>>

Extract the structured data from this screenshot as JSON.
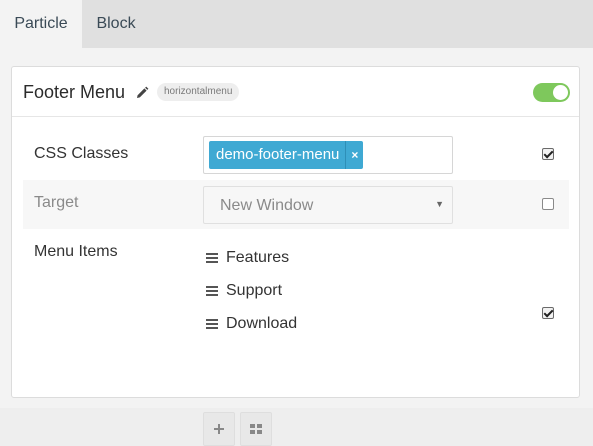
{
  "tabs": [
    {
      "label": "Particle",
      "active": true
    },
    {
      "label": "Block",
      "active": false
    }
  ],
  "card": {
    "title": "Footer Menu",
    "type_badge": "horizontalmenu",
    "enabled": true,
    "accent_color": "#7ec85c"
  },
  "fields": {
    "css_classes": {
      "label": "CSS Classes",
      "tags": [
        "demo-footer-menu"
      ],
      "tag_remove": "×",
      "tag_color": "#3fa9d3",
      "override_checked": true
    },
    "target": {
      "label": "Target",
      "value": "New Window",
      "override_checked": false
    },
    "menu_items": {
      "label": "Menu Items",
      "items": [
        "Features",
        "Support",
        "Download"
      ],
      "override_checked": true,
      "add_icon": "plus-icon",
      "grid_icon": "grid-icon"
    }
  }
}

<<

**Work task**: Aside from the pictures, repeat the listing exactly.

**Problem solution**:
Extract the structured data from this screenshot as JSON.
{
  "tabs": [
    {
      "label": "Particle",
      "active": true
    },
    {
      "label": "Block",
      "active": false
    }
  ],
  "card": {
    "title": "Footer Menu",
    "type_badge": "horizontalmenu",
    "enabled": true,
    "accent_color": "#7ec85c"
  },
  "fields": {
    "css_classes": {
      "label": "CSS Classes",
      "tags": [
        "demo-footer-menu"
      ],
      "tag_remove": "×",
      "tag_color": "#3fa9d3",
      "override_checked": true
    },
    "target": {
      "label": "Target",
      "value": "New Window",
      "override_checked": false
    },
    "menu_items": {
      "label": "Menu Items",
      "items": [
        "Features",
        "Support",
        "Download"
      ],
      "override_checked": true,
      "add_icon": "plus-icon",
      "grid_icon": "grid-icon"
    }
  }
}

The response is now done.